### TASK BRIEF
Your response should be the complete set of records, reproduced exactly.
---
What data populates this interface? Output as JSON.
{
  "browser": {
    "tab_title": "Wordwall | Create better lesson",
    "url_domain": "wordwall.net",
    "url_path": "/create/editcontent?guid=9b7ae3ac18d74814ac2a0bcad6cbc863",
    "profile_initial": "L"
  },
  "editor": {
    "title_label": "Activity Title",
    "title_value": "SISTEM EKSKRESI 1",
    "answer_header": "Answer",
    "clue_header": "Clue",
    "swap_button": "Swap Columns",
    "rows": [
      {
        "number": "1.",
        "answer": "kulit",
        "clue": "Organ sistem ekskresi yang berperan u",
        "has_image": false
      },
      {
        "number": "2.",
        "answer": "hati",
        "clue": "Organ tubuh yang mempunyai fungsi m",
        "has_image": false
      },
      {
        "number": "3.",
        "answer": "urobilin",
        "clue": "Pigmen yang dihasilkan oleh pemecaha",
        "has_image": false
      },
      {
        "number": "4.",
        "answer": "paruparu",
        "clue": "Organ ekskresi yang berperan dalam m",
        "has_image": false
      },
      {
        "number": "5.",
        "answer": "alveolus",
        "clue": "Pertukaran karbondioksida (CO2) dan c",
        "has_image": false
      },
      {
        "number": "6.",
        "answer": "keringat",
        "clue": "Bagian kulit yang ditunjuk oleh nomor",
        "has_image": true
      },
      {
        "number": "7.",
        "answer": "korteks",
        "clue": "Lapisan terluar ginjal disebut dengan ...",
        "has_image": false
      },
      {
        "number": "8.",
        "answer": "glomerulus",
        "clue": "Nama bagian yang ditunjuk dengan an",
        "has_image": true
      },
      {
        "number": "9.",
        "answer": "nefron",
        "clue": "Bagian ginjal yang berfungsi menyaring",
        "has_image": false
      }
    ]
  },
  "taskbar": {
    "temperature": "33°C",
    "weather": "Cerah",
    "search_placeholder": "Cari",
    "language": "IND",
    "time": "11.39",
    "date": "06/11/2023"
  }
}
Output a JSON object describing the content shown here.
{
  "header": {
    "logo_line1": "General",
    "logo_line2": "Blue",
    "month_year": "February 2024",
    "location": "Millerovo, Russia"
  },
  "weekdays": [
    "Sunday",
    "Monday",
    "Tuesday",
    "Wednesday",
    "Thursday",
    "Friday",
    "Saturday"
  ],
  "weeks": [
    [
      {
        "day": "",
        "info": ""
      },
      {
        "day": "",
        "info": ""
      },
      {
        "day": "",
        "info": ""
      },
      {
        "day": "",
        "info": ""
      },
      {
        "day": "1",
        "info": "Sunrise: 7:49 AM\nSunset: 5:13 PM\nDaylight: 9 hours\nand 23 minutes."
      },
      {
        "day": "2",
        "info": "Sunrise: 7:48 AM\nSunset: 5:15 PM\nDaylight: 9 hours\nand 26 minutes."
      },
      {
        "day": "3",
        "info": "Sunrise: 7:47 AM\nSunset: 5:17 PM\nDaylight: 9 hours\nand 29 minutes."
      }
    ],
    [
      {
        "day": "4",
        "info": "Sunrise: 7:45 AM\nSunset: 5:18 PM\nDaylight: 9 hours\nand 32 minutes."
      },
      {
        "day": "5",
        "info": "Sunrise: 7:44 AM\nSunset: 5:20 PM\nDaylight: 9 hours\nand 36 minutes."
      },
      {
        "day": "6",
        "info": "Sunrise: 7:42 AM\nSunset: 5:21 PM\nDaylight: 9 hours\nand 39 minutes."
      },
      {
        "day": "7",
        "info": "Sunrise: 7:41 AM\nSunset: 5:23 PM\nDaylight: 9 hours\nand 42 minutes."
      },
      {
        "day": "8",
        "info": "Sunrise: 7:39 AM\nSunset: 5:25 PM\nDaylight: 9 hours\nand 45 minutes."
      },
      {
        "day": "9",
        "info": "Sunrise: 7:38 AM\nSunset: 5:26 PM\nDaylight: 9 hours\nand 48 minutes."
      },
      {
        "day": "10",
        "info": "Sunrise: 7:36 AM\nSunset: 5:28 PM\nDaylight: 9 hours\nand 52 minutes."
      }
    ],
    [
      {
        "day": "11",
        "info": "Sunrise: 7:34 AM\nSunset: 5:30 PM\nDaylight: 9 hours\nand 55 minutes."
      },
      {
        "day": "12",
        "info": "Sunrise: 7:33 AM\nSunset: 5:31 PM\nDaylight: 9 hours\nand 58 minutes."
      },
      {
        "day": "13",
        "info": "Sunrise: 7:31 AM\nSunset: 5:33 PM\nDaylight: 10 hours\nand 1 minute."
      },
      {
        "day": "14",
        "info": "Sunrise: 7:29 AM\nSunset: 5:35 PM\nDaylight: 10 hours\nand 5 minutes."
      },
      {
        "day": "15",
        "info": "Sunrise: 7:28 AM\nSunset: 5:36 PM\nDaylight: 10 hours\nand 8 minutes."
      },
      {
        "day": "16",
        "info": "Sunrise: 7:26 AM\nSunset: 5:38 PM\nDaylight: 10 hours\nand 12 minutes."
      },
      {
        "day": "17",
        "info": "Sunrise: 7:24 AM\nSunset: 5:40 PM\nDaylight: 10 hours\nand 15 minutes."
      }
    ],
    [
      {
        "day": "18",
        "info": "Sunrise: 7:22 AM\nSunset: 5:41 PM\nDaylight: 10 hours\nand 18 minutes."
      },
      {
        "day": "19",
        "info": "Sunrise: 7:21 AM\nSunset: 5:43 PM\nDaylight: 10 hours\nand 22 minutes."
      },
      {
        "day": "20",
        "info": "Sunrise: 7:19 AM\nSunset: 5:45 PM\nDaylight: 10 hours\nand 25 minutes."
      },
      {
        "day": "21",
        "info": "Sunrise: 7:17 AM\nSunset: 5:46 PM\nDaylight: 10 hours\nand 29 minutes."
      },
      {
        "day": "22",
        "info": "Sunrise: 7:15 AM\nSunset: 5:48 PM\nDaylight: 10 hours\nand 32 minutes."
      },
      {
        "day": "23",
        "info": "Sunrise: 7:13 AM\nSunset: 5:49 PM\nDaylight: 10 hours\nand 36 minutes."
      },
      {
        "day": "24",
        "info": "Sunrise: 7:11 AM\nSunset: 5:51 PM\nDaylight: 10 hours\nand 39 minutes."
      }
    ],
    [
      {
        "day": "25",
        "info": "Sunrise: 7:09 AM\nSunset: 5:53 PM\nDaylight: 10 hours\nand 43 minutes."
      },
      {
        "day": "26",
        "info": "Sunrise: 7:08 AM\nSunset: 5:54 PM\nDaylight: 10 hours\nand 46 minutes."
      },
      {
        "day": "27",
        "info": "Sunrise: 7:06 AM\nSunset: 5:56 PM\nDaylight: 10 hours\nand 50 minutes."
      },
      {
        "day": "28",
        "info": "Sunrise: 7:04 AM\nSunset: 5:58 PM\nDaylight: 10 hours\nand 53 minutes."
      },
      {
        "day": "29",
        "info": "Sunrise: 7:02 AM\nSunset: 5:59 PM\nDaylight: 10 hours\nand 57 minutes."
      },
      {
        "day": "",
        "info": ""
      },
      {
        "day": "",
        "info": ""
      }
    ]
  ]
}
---
### TASK ANSWER
What data populates this interface? Output as JSON.
{
  "browser": {
    "tab_title": "Wordwall | Create better lesson",
    "url_domain": "wordwall.net",
    "url_path": "/create/editcontent?guid=9b7ae3ac18d74814ac2a0bcad6cbc863",
    "profile_initial": "L"
  },
  "editor": {
    "title_label": "Activity Title",
    "title_value": "SISTEM EKSKRESI 1",
    "answer_header": "Answer",
    "clue_header": "Clue",
    "swap_button": "Swap Columns",
    "rows": [
      {
        "number": "1.",
        "answer": "kulit",
        "clue": "Organ sistem ekskresi yang berperan u",
        "has_image": false
      },
      {
        "number": "2.",
        "answer": "hati",
        "clue": "Organ tubuh yang mempunyai fungsi m",
        "has_image": false
      },
      {
        "number": "3.",
        "answer": "urobilin",
        "clue": "Pigmen yang dihasilkan oleh pemecaha",
        "has_image": false
      },
      {
        "number": "4.",
        "answer": "paruparu",
        "clue": "Organ ekskresi yang berperan dalam m",
        "has_image": false
      },
      {
        "number": "5.",
        "answer": "alveolus",
        "clue": "Pertukaran karbondioksida (CO2) dan c",
        "has_image": false
      },
      {
        "number": "6.",
        "answer": "keringat",
        "clue": "Bagian kulit yang ditunjuk oleh nomor",
        "has_image": true
      },
      {
        "number": "7.",
        "answer": "korteks",
        "clue": "Lapisan terluar ginjal disebut dengan ...",
        "has_image": false
      },
      {
        "number": "8.",
        "answer": "glomerulus",
        "clue": "Nama bagian yang ditunjuk dengan an",
        "has_image": true
      },
      {
        "number": "9.",
        "answer": "nefron",
        "clue": "Bagian ginjal yang berfungsi menyaring",
        "has_image": false
      }
    ]
  },
  "taskbar": {
    "temperature": "33°C",
    "weather": "Cerah",
    "search_placeholder": "Cari",
    "language": "IND",
    "time": "11.39",
    "date": "06/11/2023"
  }
}
Output a JSON object describing the content shown here.
{
  "header": {
    "logo_line1": "General",
    "logo_line2": "Blue",
    "month_year": "February 2024",
    "location": "Millerovo, Russia"
  },
  "weekdays": [
    "Sunday",
    "Monday",
    "Tuesday",
    "Wednesday",
    "Thursday",
    "Friday",
    "Saturday"
  ],
  "weeks": [
    [
      {
        "day": "",
        "info": ""
      },
      {
        "day": "",
        "info": ""
      },
      {
        "day": "",
        "info": ""
      },
      {
        "day": "",
        "info": ""
      },
      {
        "day": "1",
        "info": "Sunrise: 7:49 AM\nSunset: 5:13 PM\nDaylight: 9 hours\nand 23 minutes."
      },
      {
        "day": "2",
        "info": "Sunrise: 7:48 AM\nSunset: 5:15 PM\nDaylight: 9 hours\nand 26 minutes."
      },
      {
        "day": "3",
        "info": "Sunrise: 7:47 AM\nSunset: 5:17 PM\nDaylight: 9 hours\nand 29 minutes."
      }
    ],
    [
      {
        "day": "4",
        "info": "Sunrise: 7:45 AM\nSunset: 5:18 PM\nDaylight: 9 hours\nand 32 minutes."
      },
      {
        "day": "5",
        "info": "Sunrise: 7:44 AM\nSunset: 5:20 PM\nDaylight: 9 hours\nand 36 minutes."
      },
      {
        "day": "6",
        "info": "Sunrise: 7:42 AM\nSunset: 5:21 PM\nDaylight: 9 hours\nand 39 minutes."
      },
      {
        "day": "7",
        "info": "Sunrise: 7:41 AM\nSunset: 5:23 PM\nDaylight: 9 hours\nand 42 minutes."
      },
      {
        "day": "8",
        "info": "Sunrise: 7:39 AM\nSunset: 5:25 PM\nDaylight: 9 hours\nand 45 minutes."
      },
      {
        "day": "9",
        "info": "Sunrise: 7:38 AM\nSunset: 5:26 PM\nDaylight: 9 hours\nand 48 minutes."
      },
      {
        "day": "10",
        "info": "Sunrise: 7:36 AM\nSunset: 5:28 PM\nDaylight: 9 hours\nand 52 minutes."
      }
    ],
    [
      {
        "day": "11",
        "info": "Sunrise: 7:34 AM\nSunset: 5:30 PM\nDaylight: 9 hours\nand 55 minutes."
      },
      {
        "day": "12",
        "info": "Sunrise: 7:33 AM\nSunset: 5:31 PM\nDaylight: 9 hours\nand 58 minutes."
      },
      {
        "day": "13",
        "info": "Sunrise: 7:31 AM\nSunset: 5:33 PM\nDaylight: 10 hours\nand 1 minute."
      },
      {
        "day": "14",
        "info": "Sunrise: 7:29 AM\nSunset: 5:35 PM\nDaylight: 10 hours\nand 5 minutes."
      },
      {
        "day": "15",
        "info": "Sunrise: 7:28 AM\nSunset: 5:36 PM\nDaylight: 10 hours\nand 8 minutes."
      },
      {
        "day": "16",
        "info": "Sunrise: 7:26 AM\nSunset: 5:38 PM\nDaylight: 10 hours\nand 12 minutes."
      },
      {
        "day": "17",
        "info": "Sunrise: 7:24 AM\nSunset: 5:40 PM\nDaylight: 10 hours\nand 15 minutes."
      }
    ],
    [
      {
        "day": "18",
        "info": "Sunrise: 7:22 AM\nSunset: 5:41 PM\nDaylight: 10 hours\nand 18 minutes."
      },
      {
        "day": "19",
        "info": "Sunrise: 7:21 AM\nSunset: 5:43 PM\nDaylight: 10 hours\nand 22 minutes."
      },
      {
        "day": "20",
        "info": "Sunrise: 7:19 AM\nSunset: 5:45 PM\nDaylight: 10 hours\nand 25 minutes."
      },
      {
        "day": "21",
        "info": "Sunrise: 7:17 AM\nSunset: 5:46 PM\nDaylight: 10 hours\nand 29 minutes."
      },
      {
        "day": "22",
        "info": "Sunrise: 7:15 AM\nSunset: 5:48 PM\nDaylight: 10 hours\nand 32 minutes."
      },
      {
        "day": "23",
        "info": "Sunrise: 7:13 AM\nSunset: 5:49 PM\nDaylight: 10 hours\nand 36 minutes."
      },
      {
        "day": "24",
        "info": "Sunrise: 7:11 AM\nSunset: 5:51 PM\nDaylight: 10 hours\nand 39 minutes."
      }
    ],
    [
      {
        "day": "25",
        "info": "Sunrise: 7:09 AM\nSunset: 5:53 PM\nDaylight: 10 hours\nand 43 minutes."
      },
      {
        "day": "26",
        "info": "Sunrise: 7:08 AM\nSunset: 5:54 PM\nDaylight: 10 hours\nand 46 minutes."
      },
      {
        "day": "27",
        "info": "Sunrise: 7:06 AM\nSunset: 5:56 PM\nDaylight: 10 hours\nand 50 minutes."
      },
      {
        "day": "28",
        "info": "Sunrise: 7:04 AM\nSunset: 5:58 PM\nDaylight: 10 hours\nand 53 minutes."
      },
      {
        "day": "29",
        "info": "Sunrise: 7:02 AM\nSunset: 5:59 PM\nDaylight: 10 hours\nand 57 minutes."
      },
      {
        "day": "",
        "info": ""
      },
      {
        "day": "",
        "info": ""
      }
    ]
  ]
}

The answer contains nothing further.